Third Sunday after Pentecost
June 21, 1998
Kings 19:1-4, (5-7), 8-15a
|God's assurance given in a gentle, quiet voice
The inheritance given to God's chosen
|126: Sing Praise to God Who
369: Blessed Assurance
377: It Is Well with My Soul
42 and 43
|Our deep need for God
The Lord Rules!
|130: God Will Take Care of
142: If Thou Shalt But Suffer God to Guide Thee
731: Glorious Things of Thee Are Spoken
|Luke 8:26-39||Christ confronts Legion||73: O Worship the
525: We'll Understand It Better By and By
|Galatians 3:23-39||One in Christ!||559: Christ Is Made the Sure
575: Onward, Christian Soldiers
Words and Music by Will L. Thompson
Tune Name: THOMPSON
Our God is indeed a great God! Creator, ruler, comforter, protector. The scripture passages for this week focus on many attributes of God the Father and God the Son. We, His creatures, have such a great need for God in so many ways. To make sense of the world around us, we, like the Psalmist, need God's rule. For safety from the powers and principalities of the air, we, like the man possessed, need God's protection. For comfort in times of despair, we, like Elijah, need God's tender assurance. For fullness of life, we, like the children of Israel and the body of Christ in Galatia, need unity through a shared inheritance--an inheritance in God's kingdom!
This week's featured hymn is often associated with the story of the prodigal son. Like the father in that story, this hymn depicts Christ as He waits and watches and welcomes. In Christ, God provided the way of pardon and forgiveness--the way to return home. When we realize how weary we are in our lives of sin, the welcome mat is already there.

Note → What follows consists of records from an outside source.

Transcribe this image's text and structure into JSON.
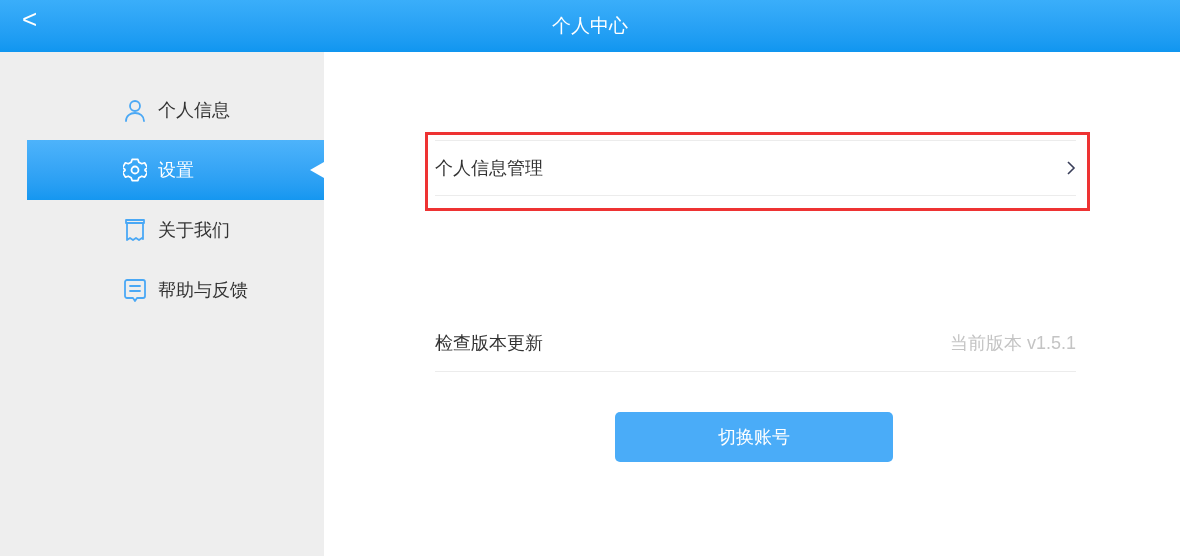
{
  "header": {
    "back_glyph": "<",
    "title": "个人中心"
  },
  "sidebar": {
    "items": [
      {
        "kind": "user",
        "label": "个人信息",
        "selected": false
      },
      {
        "kind": "gear",
        "label": "设置",
        "selected": true
      },
      {
        "kind": "scroll",
        "label": "关于我们",
        "selected": false
      },
      {
        "kind": "message",
        "label": "帮助与反馈",
        "selected": false
      }
    ]
  },
  "settings": [
    {
      "kind": "link",
      "label": "个人信息管理",
      "highlighted": true
    },
    {
      "kind": "info",
      "label": "检查版本更新",
      "value": "当前版本 v1.5.1",
      "highlighted": false
    }
  ],
  "switch_account_button": "切换账号"
}
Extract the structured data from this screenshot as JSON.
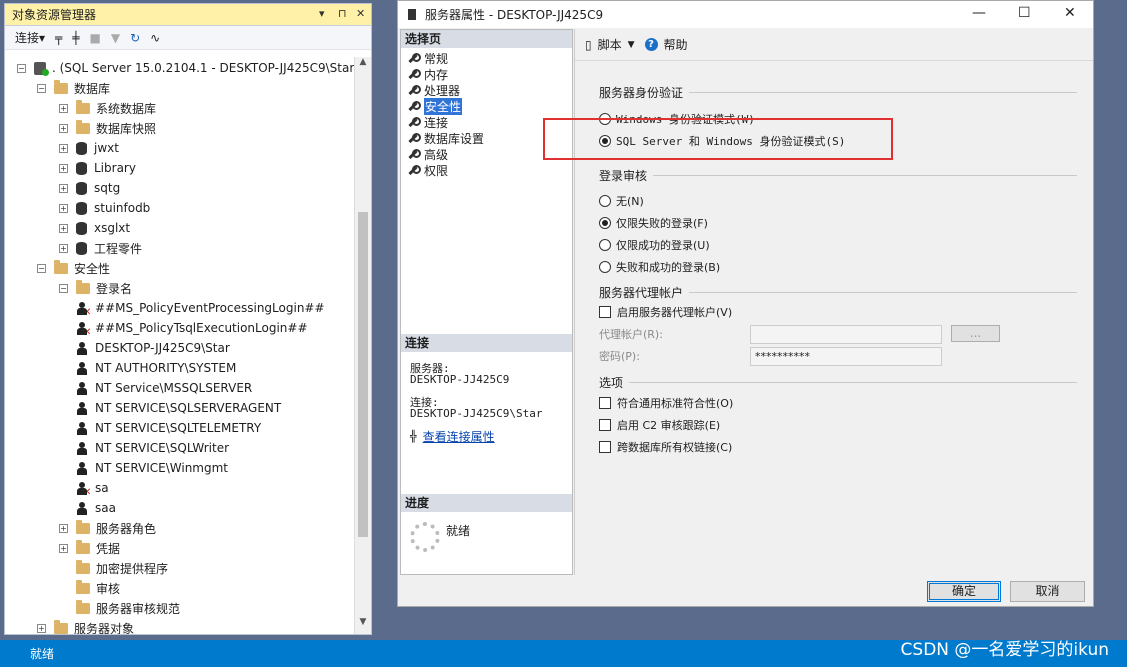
{
  "object_explorer": {
    "title": "对象资源管理器",
    "title_controls": [
      "▾",
      "⊓",
      "✕"
    ],
    "toolbar": {
      "connect": "连接▾"
    },
    "tree": [
      {
        "label": ". (SQL Server 15.0.2104.1 - DESKTOP-JJ425C9\\Star)",
        "icon": "server-icon",
        "expander": "⊟",
        "level": 0
      },
      {
        "label": "数据库",
        "icon": "folder-icon",
        "expander": "⊟",
        "level": 1
      },
      {
        "label": "系统数据库",
        "icon": "folder-icon",
        "expander": "⊞",
        "level": 2
      },
      {
        "label": "数据库快照",
        "icon": "folder-icon",
        "expander": "⊞",
        "level": 2
      },
      {
        "label": "jwxt",
        "icon": "database-icon",
        "expander": "⊞",
        "level": 2
      },
      {
        "label": "Library",
        "icon": "database-icon",
        "expander": "⊞",
        "level": 2
      },
      {
        "label": "sqtg",
        "icon": "database-icon",
        "expander": "⊞",
        "level": 2
      },
      {
        "label": "stuinfodb",
        "icon": "database-icon",
        "expander": "⊞",
        "level": 2
      },
      {
        "label": "xsglxt",
        "icon": "database-icon",
        "expander": "⊞",
        "level": 2
      },
      {
        "label": "工程零件",
        "icon": "database-icon",
        "expander": "⊞",
        "level": 2
      },
      {
        "label": "安全性",
        "icon": "folder-icon",
        "expander": "⊟",
        "level": 1
      },
      {
        "label": "登录名",
        "icon": "folder-icon",
        "expander": "⊟",
        "level": 2
      },
      {
        "label": "##MS_PolicyEventProcessingLogin##",
        "icon": "disabled-login-icon",
        "expander": "",
        "level": 3
      },
      {
        "label": "##MS_PolicyTsqlExecutionLogin##",
        "icon": "disabled-login-icon",
        "expander": "",
        "level": 3
      },
      {
        "label": "DESKTOP-JJ425C9\\Star",
        "icon": "login-icon",
        "expander": "",
        "level": 3
      },
      {
        "label": "NT AUTHORITY\\SYSTEM",
        "icon": "login-icon",
        "expander": "",
        "level": 3
      },
      {
        "label": "NT Service\\MSSQLSERVER",
        "icon": "login-icon",
        "expander": "",
        "level": 3
      },
      {
        "label": "NT SERVICE\\SQLSERVERAGENT",
        "icon": "login-icon",
        "expander": "",
        "level": 3
      },
      {
        "label": "NT SERVICE\\SQLTELEMETRY",
        "icon": "login-icon",
        "expander": "",
        "level": 3
      },
      {
        "label": "NT SERVICE\\SQLWriter",
        "icon": "login-icon",
        "expander": "",
        "level": 3
      },
      {
        "label": "NT SERVICE\\Winmgmt",
        "icon": "login-icon",
        "expander": "",
        "level": 3
      },
      {
        "label": "sa",
        "icon": "disabled-login-icon",
        "expander": "",
        "level": 3
      },
      {
        "label": "saa",
        "icon": "login-icon",
        "expander": "",
        "level": 3
      },
      {
        "label": "服务器角色",
        "icon": "folder-icon",
        "expander": "⊞",
        "level": 2
      },
      {
        "label": "凭据",
        "icon": "folder-icon",
        "expander": "⊞",
        "level": 2
      },
      {
        "label": "加密提供程序",
        "icon": "folder-icon",
        "expander": "",
        "level": 2
      },
      {
        "label": "审核",
        "icon": "folder-icon",
        "expander": "",
        "level": 2
      },
      {
        "label": "服务器审核规范",
        "icon": "folder-icon",
        "expander": "",
        "level": 2
      },
      {
        "label": "服务器对象",
        "icon": "folder-icon",
        "expander": "⊞",
        "level": 1
      }
    ]
  },
  "dialog": {
    "title": "服务器属性 - DESKTOP-JJ425C9",
    "window_controls": [
      "—",
      "☐",
      "✕"
    ],
    "select_page_header": "选择页",
    "pages": [
      "常规",
      "内存",
      "处理器",
      "安全性",
      "连接",
      "数据库设置",
      "高级",
      "权限"
    ],
    "selected_page": "安全性",
    "connection_header": "连接",
    "server_label": "服务器:",
    "server_value": "DESKTOP-JJ425C9",
    "connection_label": "连接:",
    "connection_value": "DESKTOP-JJ425C9\\Star",
    "view_conn_props": "查看连接属性",
    "progress_header": "进度",
    "progress_status": "就绪",
    "toolbar": {
      "script": "脚本",
      "help": "帮助"
    },
    "auth_group": "服务器身份验证",
    "auth_options": [
      "Windows 身份验证模式(W)",
      "SQL Server 和 Windows 身份验证模式(S)"
    ],
    "auth_selected": 1,
    "audit_group": "登录审核",
    "audit_options": [
      "无(N)",
      "仅限失败的登录(F)",
      "仅限成功的登录(U)",
      "失败和成功的登录(B)"
    ],
    "audit_selected": 1,
    "proxy_group": "服务器代理帐户",
    "proxy_enable": "启用服务器代理帐户(V)",
    "proxy_account_label": "代理帐户(R):",
    "password_label": "密码(P):",
    "password_value": "**********",
    "proxy_browse": "...",
    "options_group": "选项",
    "options": [
      "符合通用标准符合性(O)",
      "启用 C2 审核跟踪(E)",
      "跨数据库所有权链接(C)"
    ],
    "ok": "确定",
    "cancel": "取消"
  },
  "status_bar": {
    "text": "就绪"
  },
  "watermark": "CSDN @一名爱学习的ikun"
}
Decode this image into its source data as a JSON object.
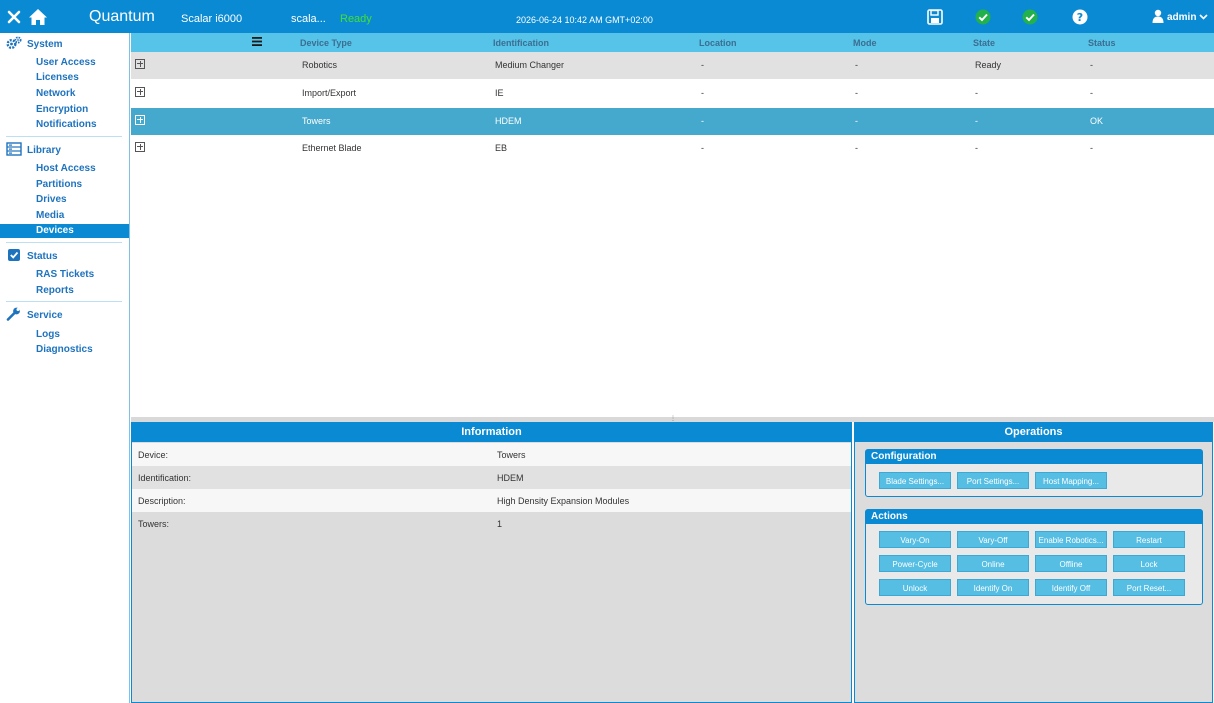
{
  "header": {
    "brand": "Quantum",
    "product": "Scalar i6000",
    "library_name": "scala...",
    "library_state": "Ready",
    "datetime": "2026-06-24 10:42 AM GMT+02:00",
    "user": "admin",
    "icons": [
      "close-icon",
      "home-icon",
      "save-icon",
      "check-icon",
      "check-icon",
      "help-icon",
      "user-icon"
    ],
    "colors": {
      "bar": "#0a8ad3",
      "ready": "#44e033",
      "check": "#22b14c"
    }
  },
  "sidebar": {
    "sections": [
      {
        "title": "System",
        "icon": "gears-icon",
        "items": [
          "User Access",
          "Licenses",
          "Network",
          "Encryption",
          "Notifications"
        ]
      },
      {
        "title": "Library",
        "icon": "library-icon",
        "items": [
          "Host Access",
          "Partitions",
          "Drives",
          "Media",
          "Devices"
        ]
      },
      {
        "title": "Status",
        "icon": "checkbox-icon",
        "items": [
          "RAS Tickets",
          "Reports"
        ]
      },
      {
        "title": "Service",
        "icon": "wrench-icon",
        "items": [
          "Logs",
          "Diagnostics"
        ]
      }
    ],
    "active_item": "Devices"
  },
  "table": {
    "columns": [
      "Device Type",
      "Identification",
      "Location",
      "Mode",
      "State",
      "Status"
    ],
    "rows": [
      [
        "Robotics",
        "Medium Changer",
        "-",
        "-",
        "Ready",
        "-"
      ],
      [
        "Import/Export",
        "IE",
        "-",
        "-",
        "-",
        "-"
      ],
      [
        "Towers",
        "HDEM",
        "-",
        "-",
        "-",
        "OK"
      ],
      [
        "Ethernet Blade",
        "EB",
        "-",
        "-",
        "-",
        "-"
      ]
    ],
    "selected_row": 2
  },
  "information": {
    "title": "Information",
    "fields": [
      {
        "label": "Device:",
        "value": "Towers"
      },
      {
        "label": "Identification:",
        "value": "HDEM"
      },
      {
        "label": "Description:",
        "value": "High Density Expansion Modules"
      },
      {
        "label": "Towers:",
        "value": "1"
      }
    ]
  },
  "operations": {
    "title": "Operations",
    "configuration": {
      "title": "Configuration",
      "buttons": [
        "Blade Settings...",
        "Port Settings...",
        "Host Mapping..."
      ]
    },
    "actions": {
      "title": "Actions",
      "buttons": [
        "Vary-On",
        "Vary-Off",
        "Enable Robotics...",
        "Restart",
        "Power-Cycle",
        "Online",
        "Offline",
        "Lock",
        "Unlock",
        "Identify On",
        "Identify Off",
        "Port Reset..."
      ]
    }
  }
}
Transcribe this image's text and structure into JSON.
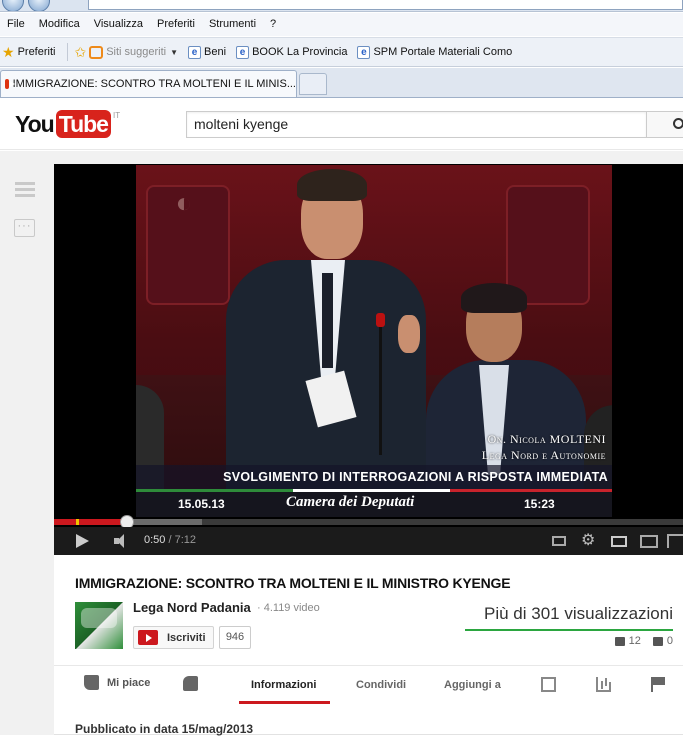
{
  "menubar": [
    "File",
    "Modifica",
    "Visualizza",
    "Preferiti",
    "Strumenti",
    "?"
  ],
  "favorites": {
    "preferiti_label": "Preferiti",
    "items": [
      "Siti suggeriti",
      "Beni",
      "BOOK La Provincia",
      "SPM Portale Materiali Como"
    ]
  },
  "browser_tab": {
    "title": "IMMIGRAZIONE: SCONTRO TRA MOLTENI E IL MINIS..."
  },
  "youtube": {
    "logo_you": "You",
    "logo_tube": "Tube",
    "logo_region": "IT",
    "search_value": "molteni kyenge"
  },
  "player": {
    "caption_name": "On. Nicola MOLTENI",
    "caption_party": "Lega Nord e Autonomie",
    "caption_band": "SVOLGIMENTO DI INTERROGAZIONI A RISPOSTA IMMEDIATA",
    "caption_date": "15.05.13",
    "caption_chamber": "Camera dei Deputati",
    "caption_time": "15:23",
    "current_time": "0:50",
    "duration": "7:12",
    "progress_fraction": 0.116,
    "buffered_fraction": 0.235
  },
  "video": {
    "title": "IMMIGRAZIONE: SCONTRO TRA MOLTENI E IL MINISTRO KYENGE",
    "channel_name": "Lega Nord Padania",
    "video_count": "· 4.119 video",
    "subscribe_label": "Iscriviti",
    "subscriber_count": "946",
    "views": "Più di 301 visualizzazioni",
    "likes": "12",
    "dislikes": "0",
    "published": "Pubblicato in data 15/mag/2013"
  },
  "actions": {
    "like_label": "Mi piace",
    "tabs": [
      "Informazioni",
      "Condividi",
      "Aggiungi a"
    ]
  }
}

The hymn goes beyond the story of the prodigal son, though. In that story, the father never came searching for his son; the father never called for his son; the father just waited. In the words of the hymn, Will L. Thompson caught another aspect of God--the aspect of a savior who comes to us and calls to us and actively brings us home again. It was an active God who sustained Elijah in the wilderness and led him to the mountain of God where the prophet had shelter from enemies and elements; it was an active God who sustained the children of Israel through defeat and captivity, keeping for them a great inheritance; it was an active God who moved the Psalmist to recognize the need for God in our lives and over our lives; it was an active God who confronted demons and cast them out; it was an active God who came to us, both Jew and Gentile, to make us one in the body of Christ.
The hymn carries at least one more important message. It is the same message that Elijah learned. God does not have to shout to be with us. God does not have to shake the earth, scorch with flames, or roar with the wind. God can be with us in a quiet voice in a remote place if we will only listen.
Born in East Liverpool, Ohio, Thompson studied music in the United States and in Germany. He wrote both secular and sacred music. "Softly and Tenderly" was among Thompson's most popular hymns. "Jesus Is All the World to Me" is another of his works, and also appears in the United Methodist Hymnal. D. L. Moody used "Softly and Tenderly" frequently as a hymn of invitation. It is said that from his death bed, Moody whispered to Thompson, "I would rather have written Softly and Tenderly than anything I have been able to do in my whole life."
God bless you--
God bless you!
|Passages suggested are from The Revised Common Lectionary: Consultation on Common Texts (Abingdon Press, 1992) copyright © by the Consultation on Common Texts (CCT), P.O. Box 340003, Room 381, Nashville TN 37203-0003. Reprinted with permission of CCT.|